Dr. Robbie Morganfield, the mass communication department head, spoke to students in class Friday, Nov. 1 about the new curriculum for mass communication students.
The new curriculum has been put into place by the university and is now in full swing. It has been approved by the proper authorities on campus.
“Mass communication students will have up to 72 hours in general courses and will also have a minor from their advisors,” Morganfield said. “Students will not be required to take 48 hours in mass communications, but will be required to take 39 hours instead. They will have nine free hours to take extra courses towards their degree.”
Students will have options to help them complete their degree without so many required classes and students could take classes that they have an interest in as well.
“The change came about students completion and what the industry is demanding, compared to other schools and made sure that it makes sense for us as well,” Morganfield said.
The change is aimed at allowing students to see what other courses they like and to allow them to take other classes they might like as well.
“The change is great for the university to be able to be able to offer students a minor, and also to get their foot inside the door for other concentrations,” Morganfield said.

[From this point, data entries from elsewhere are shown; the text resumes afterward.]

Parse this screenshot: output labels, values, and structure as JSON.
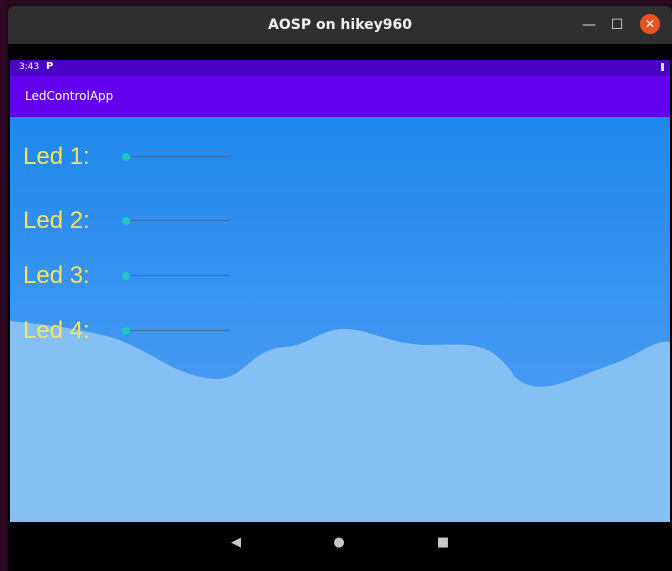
{
  "window": {
    "title": "AOSP on hikey960",
    "min_glyph": "—",
    "max_glyph": "☐",
    "close_glyph": "✕"
  },
  "status": {
    "time": "3:43",
    "notification_icon": "P"
  },
  "app": {
    "title": "LedControlApp"
  },
  "leds": [
    {
      "label": "Led 1:",
      "level": 0
    },
    {
      "label": "Led 2:",
      "level": 0
    },
    {
      "label": "Led 3:",
      "level": 0
    },
    {
      "label": "Led 4:",
      "level": 0
    }
  ],
  "nav": {
    "back": "◀",
    "home": "●",
    "recent": "■"
  },
  "colors": {
    "statusbar": "#4a02c5",
    "appbar": "#6200ee",
    "label": "#f8e35a",
    "thumb": "#1ec8c0",
    "close_button": "#e95420"
  }
}
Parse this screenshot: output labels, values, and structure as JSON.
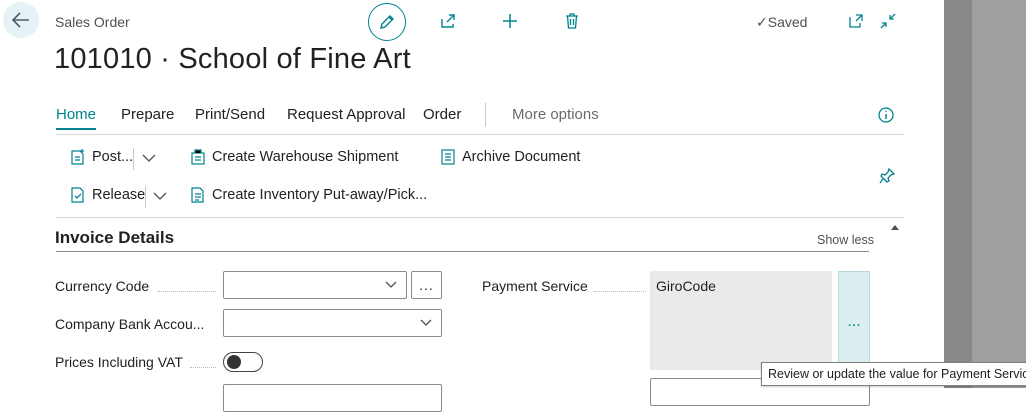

“It is great that we do not have to take a massive load of classes in on concentration. We learn what we need, and we do not have to take extra classes that we are not going to use,” Trey Williams, a junior mass communication major from New Orleans, said.
Students will be able to focus more on their major, and also will be learning more of the base courses needed in everyday life.
“The curriculum had already been put into place starting this semester, and this will be our first graduation class that will be under the new system,” Morganfield said.
Grambling State University will be slowly going through changes through their curriculum to try to prepare students for the real world. With those changes is an emphasis on learning how to communicate, look for jobs and also how to expand their horizons in the career world.
Students will be able to choose their classes and will also have an option to have a double minor as well. The Department of Mass Communication will still have their normal concentrations in sports journalism, broadcasting, public relations, visual journalism and integrated communications, but certain classes will be electives instead of core classes.
The Department of Mass Communication is trying to emphasize the importance of starting their core classes early so they can start on their internships as well.
“Students will be able to find jobs with their internships starting off as soon as they graduate,” Morganfield said. “Competing in the mass communication field is already tough, and getting an early heads up and allowing companies to see your brand and face is our goal, and that is how jobs hire you.”